The current University Catalog contains a detailed description of the department's courses, programs, and requirements and a list of the current faculty and their interests.  The purpose of this handbook is to present supplemental information; it should be read along with the departmental listing in the Catalog.  (In particular, the reader should note that the course offerings of this and other departments can change over the years in subject, frequency, and fall-or-spring timing, so that some of the sample programs listed below may require modification; see the current course list for the latest offerings.)

Philosophy

The objective of the department's Ph.D. program is to produce graduates who are broadly educated in  Applied Mathematics and Statistics and who can work at the current research frontiers of their specialized disciplines.  Follow this link for information about admission to the AM&S graduate program.

A student should demonstrate mathematical comprehension in two stages:
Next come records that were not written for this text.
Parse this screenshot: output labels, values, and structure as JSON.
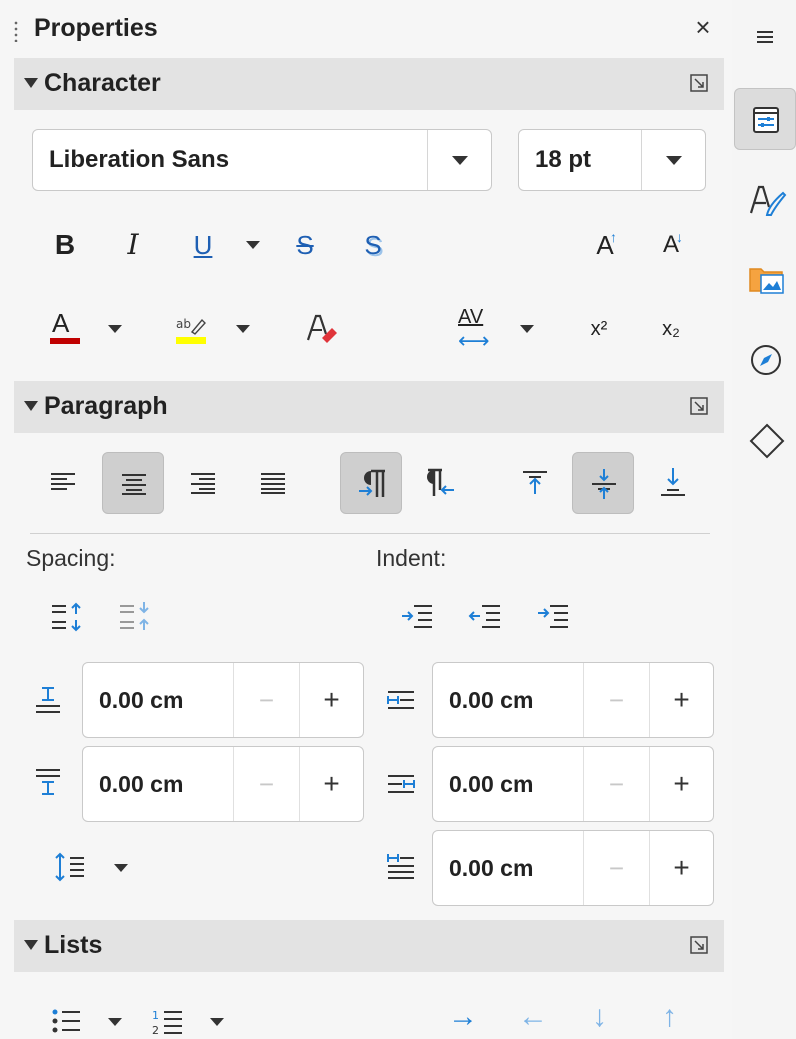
{
  "panel": {
    "title": "Properties",
    "close_glyph": "×"
  },
  "sections": {
    "character": "Character",
    "paragraph": "Paragraph",
    "lists": "Lists"
  },
  "character": {
    "font_name": "Liberation Sans",
    "font_size": "18 pt",
    "bold_glyph": "B",
    "italic_glyph": "I",
    "underline_glyph": "U",
    "strike_glyph": "S",
    "shadow_glyph": "S",
    "grow_glyph": "A",
    "shrink_glyph": "A",
    "font_color_glyph": "A",
    "superscript_glyph": "x²",
    "subscript_glyph": "x₂",
    "spacing_glyph": "AV",
    "font_color": "#c00000",
    "highlight_color": "#ffff00"
  },
  "paragraph": {
    "spacing_label": "Spacing:",
    "indent_label": "Indent:",
    "above_spacing": "0.00 cm",
    "below_spacing": "0.00 cm",
    "before_indent": "0.00 cm",
    "after_indent": "0.00 cm",
    "first_line_indent": "0.00 cm",
    "minus_glyph": "−",
    "plus_glyph": "+"
  },
  "colors": {
    "accent": "#1e7fd6",
    "active_bg": "#cfcfcf"
  },
  "icons": {
    "sidebar": [
      "hamburger-menu-icon",
      "properties-icon",
      "styles-icon",
      "gallery-icon",
      "navigator-icon",
      "shapes-icon"
    ]
  }
}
A main objective is to help those students with the desire and background to do so, to get an earlier start on initial research-type activities.  These activities would not necessarily be in the same area as the ultimate doctoral research, and typically would not have the same degree of intensity and commitment as that later work; for example they would involve interaction with the student’s faculty “mentor” rather than an official “dissertation advisor.”  One role of the Introductory Exam is to gauge readiness for such activity.